While researching those prices on eBay I learned something else I hadn't realised earlier: there's more to bottles than just holding drink. In fact alcohol represents a minority of bottles fetching hundreds and thousands of pounds; many more higher priced bottles once held perfume, or medicine, engine oil, baby milk, snuff or horse linament, food and vitamins, even poison.
As well as whatever bottles once contained, certain themes and subjects are evident among specimens fetching the highest prices on eBay, such as maker, materials from which they were made, past owners, advertisements on bottles, special event issues, place of manufacture, special characters depicted on bottles, and more besides.
In fact you really could focus exclusively on bottles for your eBay business and still offer hundreds of very different products to buyers of widely differing interests.
Because so much overlap exists between reasons people collect bottles it makes sense to consider some of the most common variants to help you spot best selling bottles at boot sales, flea markets, auctions.
This is because:
* A bottle might be collectable in its own right and there are many people who collect anything bottle shaped, regardless of purpose or size, ancient or modern, rare or quite common. Just buying and selling bottles, any bottles, regardless of purpose or shape - as long as they're old - could get you started fast in this easy profit making area.
* Many more collectors specialise, by type for example, according to whether the bottle once held wine or beer; others collect specific shapes and colours, particular makers and materials.
* For some buyers the bottle is a side issue, not the reason they want the item, their interest lies in anything from past famous owners to well-known designers; characters depicted on the bottle, the label or bottle cap, and more besides. So bottles depicting sports, for example, with golf ball or bullet shaped stoppers will attract interest from several collector types, namely of bottles, and sports depicted on those bottles.
* Yet other collectors care nothing about bottles or their purpose, or who made them; they're more interested in an alternative use of the bottle or what became of the bottle after use and on eBay you'll find some wonderfully artistic and unique creations made from bottles and fetching fabulous prices. Such as a John Deacons Perfume Bottle that doubles as a paperweight and fetched £41.75 on eBay last week and, more impressively a 19th century Baccarat Paperweight stopper cut glass bottle that made $865.59. There's a sneaky trick that may have increased value of that last item which I'll tell you about soon.

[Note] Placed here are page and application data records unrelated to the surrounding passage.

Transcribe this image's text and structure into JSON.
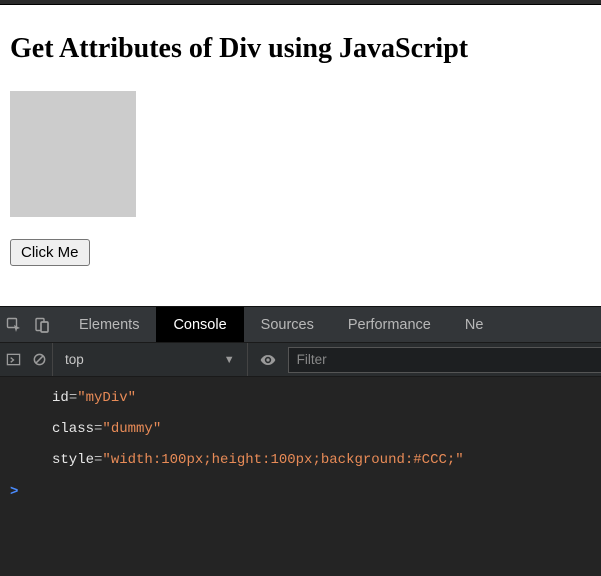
{
  "page": {
    "heading": "Get Attributes of Div using JavaScript",
    "button_label": "Click Me"
  },
  "devtools": {
    "tabs": [
      "Elements",
      "Console",
      "Sources",
      "Performance",
      "Ne"
    ],
    "active_tab": "Console",
    "context": "top",
    "filter_placeholder": "Filter",
    "prompt": ">",
    "log_output": [
      {
        "attr": "id",
        "value": "myDiv"
      },
      {
        "attr": "class",
        "value": "dummy"
      },
      {
        "attr": "style",
        "value": "width:100px;height:100px;background:#CCC;"
      }
    ]
  }
}
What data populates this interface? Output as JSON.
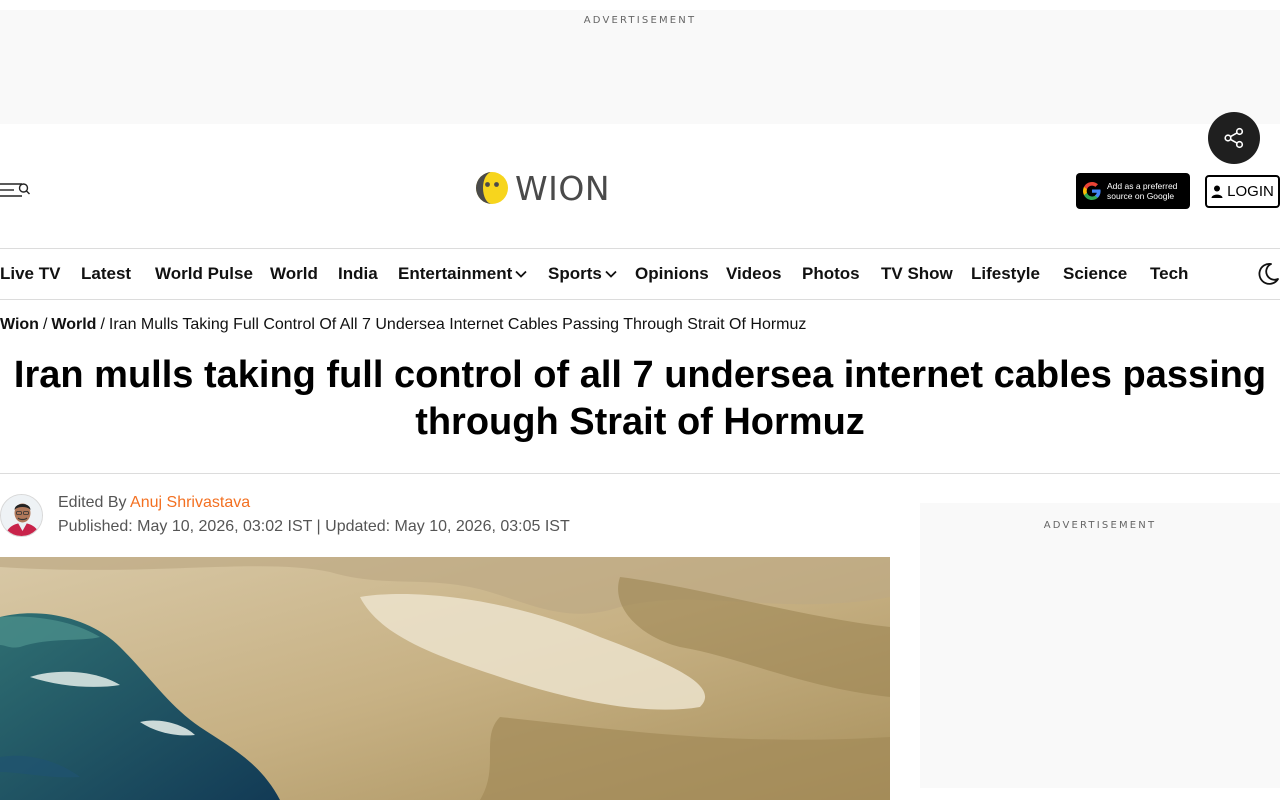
{
  "ads": {
    "top_label": "ADVERTISEMENT",
    "side_label": "ADVERTISEMENT"
  },
  "header": {
    "logo_text": "WION",
    "google_source_line1": "Add as a preferred",
    "google_source_line2": "source on Google",
    "login_label": "LOGIN"
  },
  "nav": {
    "items": [
      {
        "label": "Live TV"
      },
      {
        "label": "Latest"
      },
      {
        "label": "World Pulse"
      },
      {
        "label": "World"
      },
      {
        "label": "India"
      },
      {
        "label": "Entertainment",
        "dropdown": true
      },
      {
        "label": "Sports",
        "dropdown": true
      },
      {
        "label": "Opinions"
      },
      {
        "label": "Videos"
      },
      {
        "label": "Photos"
      },
      {
        "label": "TV Show"
      },
      {
        "label": "Lifestyle"
      },
      {
        "label": "Science"
      },
      {
        "label": "Tech"
      }
    ]
  },
  "breadcrumb": {
    "home": "Wion",
    "section": "World",
    "separator": "/",
    "current": "Iran Mulls Taking Full Control Of All 7 Undersea Internet Cables Passing Through Strait Of Hormuz"
  },
  "article": {
    "headline": "Iran mulls taking full control of all 7 undersea internet cables passing through Strait of Hormuz",
    "edited_prefix": "Edited By",
    "author": "Anuj Shrivastava",
    "dates": "Published: May 10, 2026, 03:02 IST | Updated: May 10, 2026, 03:05 IST"
  },
  "icons": {
    "share": "share-icon",
    "menu": "hamburger-menu-icon",
    "search": "search-icon",
    "google": "google-g-icon",
    "user": "user-icon",
    "theme": "moon-icon",
    "chevron": "chevron-down-icon"
  },
  "colors": {
    "accent": "#f37021",
    "logo_yellow": "#f7d51d",
    "fab": "#1f1f1f"
  }
}
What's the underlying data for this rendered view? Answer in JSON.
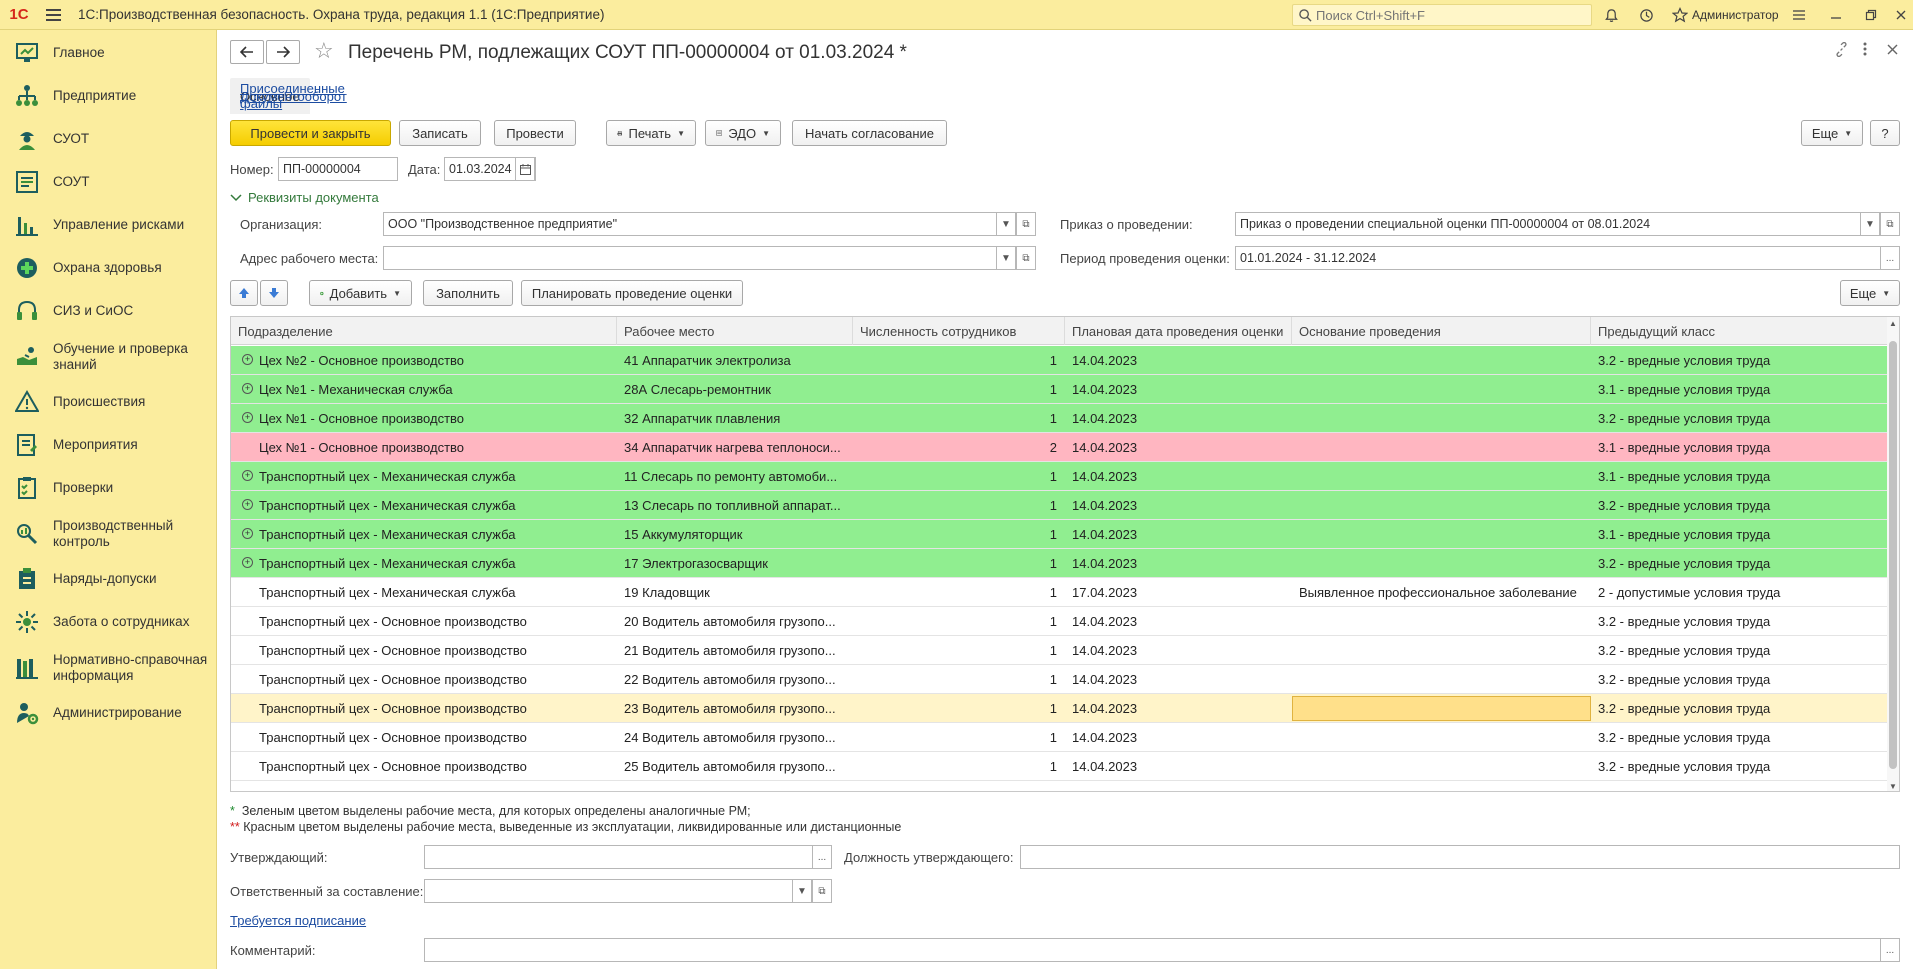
{
  "app": {
    "logo": "1С",
    "title": "1С:Производственная безопасность. Охрана труда, редакция 1.1  (1С:Предприятие)",
    "search_placeholder": "Поиск Ctrl+Shift+F",
    "user": "Администратор"
  },
  "sidebar": {
    "items": [
      {
        "label": "Главное",
        "icon": "desktop-icon"
      },
      {
        "label": "Предприятие",
        "icon": "org-structure-icon"
      },
      {
        "label": "СУОТ",
        "icon": "worker-icon"
      },
      {
        "label": "СОУТ",
        "icon": "list-icon"
      },
      {
        "label": "Управление рисками",
        "icon": "chart-icon"
      },
      {
        "label": "Охрана здоровья",
        "icon": "medical-cross-icon"
      },
      {
        "label": "СИЗ и СиОС",
        "icon": "headphones-icon"
      },
      {
        "label": "Обучение и проверка знаний",
        "icon": "training-icon"
      },
      {
        "label": "Происшествия",
        "icon": "warning-icon"
      },
      {
        "label": "Мероприятия",
        "icon": "tasks-icon"
      },
      {
        "label": "Проверки",
        "icon": "checklist-icon"
      },
      {
        "label": "Производственный контроль",
        "icon": "inspection-icon"
      },
      {
        "label": "Наряды-допуски",
        "icon": "permit-icon"
      },
      {
        "label": "Забота о сотрудниках",
        "icon": "care-icon"
      },
      {
        "label": "Нормативно-справочная информация",
        "icon": "reference-icon"
      },
      {
        "label": "Администрирование",
        "icon": "admin-icon"
      }
    ]
  },
  "document": {
    "title": "Перечень РМ, подлежащих СОУТ ПП-00000004 от 01.03.2024 *",
    "tabs": [
      "Основное",
      "Присоединенные файлы",
      "Документооборот"
    ],
    "toolbar": {
      "post_close": "Провести и закрыть",
      "save": "Записать",
      "post": "Провести",
      "print": "Печать",
      "edo": "ЭДО",
      "approval": "Начать согласование",
      "more": "Еще",
      "help": "?"
    },
    "number_label": "Номер:",
    "number_value": "ПП-00000004",
    "date_label": "Дата:",
    "date_value": "01.03.2024",
    "details_toggle": "Реквизиты документа",
    "org_label": "Организация:",
    "org_value": "ООО \"Производственное предприятие\"",
    "address_label": "Адрес рабочего места:",
    "address_value": "",
    "order_label": "Приказ о проведении:",
    "order_value": "Приказ о проведении специальной оценки ПП-00000004 от 08.01.2024",
    "period_label": "Период проведения оценки:",
    "period_value": "01.01.2024 - 31.12.2024"
  },
  "table_toolbar": {
    "add": "Добавить",
    "fill": "Заполнить",
    "plan": "Планировать проведение оценки",
    "more": "Еще"
  },
  "table": {
    "headers": [
      "Подразделение",
      "Рабочее место",
      "Численность сотрудников",
      "Плановая дата проведения оценки",
      "Основание проведения",
      "Предыдущий класс"
    ],
    "rows": [
      {
        "dept": "Цех №2 - Основное производство",
        "place": "41 Аппаратчик электролиза",
        "count": "1",
        "date": "14.04.2023",
        "basis": "",
        "cls": "3.2 - вредные условия труда",
        "status": "green",
        "expand": true
      },
      {
        "dept": "Цех №1 - Механическая служба",
        "place": "28А Слесарь-ремонтник",
        "count": "1",
        "date": "14.04.2023",
        "basis": "",
        "cls": "3.1 - вредные условия труда",
        "status": "green",
        "expand": true
      },
      {
        "dept": "Цех №1 - Основное производство",
        "place": "32 Аппаратчик плавления",
        "count": "1",
        "date": "14.04.2023",
        "basis": "",
        "cls": "3.2 - вредные условия труда",
        "status": "green",
        "expand": true
      },
      {
        "dept": "Цех №1 - Основное производство",
        "place": "34 Аппаратчик нагрева теплоноси...",
        "count": "2",
        "date": "14.04.2023",
        "basis": "",
        "cls": "3.1 - вредные условия труда",
        "status": "red",
        "expand": false
      },
      {
        "dept": "Транспортный цех - Механическая служба",
        "place": "11 Слесарь по ремонту автомоби...",
        "count": "1",
        "date": "14.04.2023",
        "basis": "",
        "cls": "3.1 - вредные условия труда",
        "status": "green",
        "expand": true
      },
      {
        "dept": "Транспортный цех - Механическая служба",
        "place": "13 Слесарь по топливной аппарат...",
        "count": "1",
        "date": "14.04.2023",
        "basis": "",
        "cls": "3.2 - вредные условия труда",
        "status": "green",
        "expand": true
      },
      {
        "dept": "Транспортный цех - Механическая служба",
        "place": "15 Аккумуляторщик",
        "count": "1",
        "date": "14.04.2023",
        "basis": "",
        "cls": "3.1 - вредные условия труда",
        "status": "green",
        "expand": true
      },
      {
        "dept": "Транспортный цех - Механическая служба",
        "place": "17 Электрогазосварщик",
        "count": "1",
        "date": "14.04.2023",
        "basis": "",
        "cls": "3.2 - вредные условия труда",
        "status": "green",
        "expand": true
      },
      {
        "dept": "Транспортный цех - Механическая служба",
        "place": "19 Кладовщик",
        "count": "1",
        "date": "17.04.2023",
        "basis": "Выявленное профессиональное заболевание",
        "cls": "2 - допустимые условия труда",
        "status": "white",
        "expand": false
      },
      {
        "dept": "Транспортный цех - Основное производство",
        "place": "20 Водитель автомобиля грузопо...",
        "count": "1",
        "date": "14.04.2023",
        "basis": "",
        "cls": "3.2 - вредные условия труда",
        "status": "white",
        "expand": false
      },
      {
        "dept": "Транспортный цех - Основное производство",
        "place": "21 Водитель автомобиля грузопо...",
        "count": "1",
        "date": "14.04.2023",
        "basis": "",
        "cls": "3.2 - вредные условия труда",
        "status": "white",
        "expand": false
      },
      {
        "dept": "Транспортный цех - Основное производство",
        "place": "22 Водитель автомобиля грузопо...",
        "count": "1",
        "date": "14.04.2023",
        "basis": "",
        "cls": "3.2 - вредные условия труда",
        "status": "white",
        "expand": false
      },
      {
        "dept": "Транспортный цех - Основное производство",
        "place": "23 Водитель автомобиля грузопо...",
        "count": "1",
        "date": "14.04.2023",
        "basis": "",
        "cls": "3.2 - вредные условия труда",
        "status": "selected",
        "expand": false
      },
      {
        "dept": "Транспортный цех - Основное производство",
        "place": "24 Водитель автомобиля грузопо...",
        "count": "1",
        "date": "14.04.2023",
        "basis": "",
        "cls": "3.2 - вредные условия труда",
        "status": "white",
        "expand": false
      },
      {
        "dept": "Транспортный цех - Основное производство",
        "place": "25 Водитель автомобиля грузопо...",
        "count": "1",
        "date": "14.04.2023",
        "basis": "",
        "cls": "3.2 - вредные условия труда",
        "status": "white",
        "expand": false
      }
    ]
  },
  "notes": {
    "green_mark": "*",
    "green_text": "Зеленым цветом выделены рабочие места, для которых определены аналогичные РМ;",
    "red_mark": "**",
    "red_text": "Красным цветом выделены рабочие места, выведенные из эксплуатации, ликвидированные или дистанционные"
  },
  "footer": {
    "approver_label": "Утверждающий:",
    "approver_value": "",
    "approver_position_label": "Должность утверждающего:",
    "approver_position_value": "",
    "responsible_label": "Ответственный за составление:",
    "responsible_value": "",
    "signature_link": "Требуется подписание",
    "comment_label": "Комментарий:",
    "comment_value": ""
  },
  "colors": {
    "green_row": "#90ee90",
    "red_row": "#ffb6c1",
    "selected_row": "#fff4c9",
    "selected_cell": "#ffe08a",
    "accent": "#f5cd00",
    "sidebar_bg": "#fbed9e"
  }
}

* The truth is few people know all there is to know about bottles and even the experts overlook bottle bargains locally that subsequently fetch high prices on eBay. So bottles represent a great arbitrage opportunity for you to buy inexpensively from a poor or misspelled listing on eBay and relist free from errors with fabulous pictures and a much higher auction starting price.